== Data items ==
----------------
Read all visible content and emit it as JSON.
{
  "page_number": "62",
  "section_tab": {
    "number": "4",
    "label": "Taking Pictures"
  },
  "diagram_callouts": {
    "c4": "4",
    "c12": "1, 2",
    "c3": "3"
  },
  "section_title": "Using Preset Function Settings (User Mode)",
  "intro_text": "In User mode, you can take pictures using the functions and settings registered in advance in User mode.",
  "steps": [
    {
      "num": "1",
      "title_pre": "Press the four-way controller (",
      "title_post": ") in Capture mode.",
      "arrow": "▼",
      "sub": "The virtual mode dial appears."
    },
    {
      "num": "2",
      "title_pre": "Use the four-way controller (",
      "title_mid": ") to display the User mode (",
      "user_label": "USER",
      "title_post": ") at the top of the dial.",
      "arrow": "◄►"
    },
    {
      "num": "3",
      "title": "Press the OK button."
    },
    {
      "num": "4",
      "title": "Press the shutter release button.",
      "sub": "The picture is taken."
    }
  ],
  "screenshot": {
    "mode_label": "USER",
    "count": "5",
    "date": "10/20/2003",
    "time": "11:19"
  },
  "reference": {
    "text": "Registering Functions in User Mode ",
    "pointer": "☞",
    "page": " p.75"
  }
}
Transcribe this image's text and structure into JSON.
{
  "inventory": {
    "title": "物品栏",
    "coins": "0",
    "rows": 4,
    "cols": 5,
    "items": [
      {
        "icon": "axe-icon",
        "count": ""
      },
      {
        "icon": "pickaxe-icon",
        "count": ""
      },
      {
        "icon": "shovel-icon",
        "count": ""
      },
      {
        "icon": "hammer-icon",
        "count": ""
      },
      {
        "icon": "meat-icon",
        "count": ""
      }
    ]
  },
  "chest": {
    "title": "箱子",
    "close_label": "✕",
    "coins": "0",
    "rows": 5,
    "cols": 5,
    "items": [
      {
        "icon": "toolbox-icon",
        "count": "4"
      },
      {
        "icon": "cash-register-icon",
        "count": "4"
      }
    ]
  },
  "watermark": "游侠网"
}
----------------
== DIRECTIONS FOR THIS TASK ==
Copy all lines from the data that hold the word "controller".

== ANSWER TO THIS EXERCISE ==
      "title_pre": "Press the four-way controller (",
      "title_pre": "Use the four-way controller (",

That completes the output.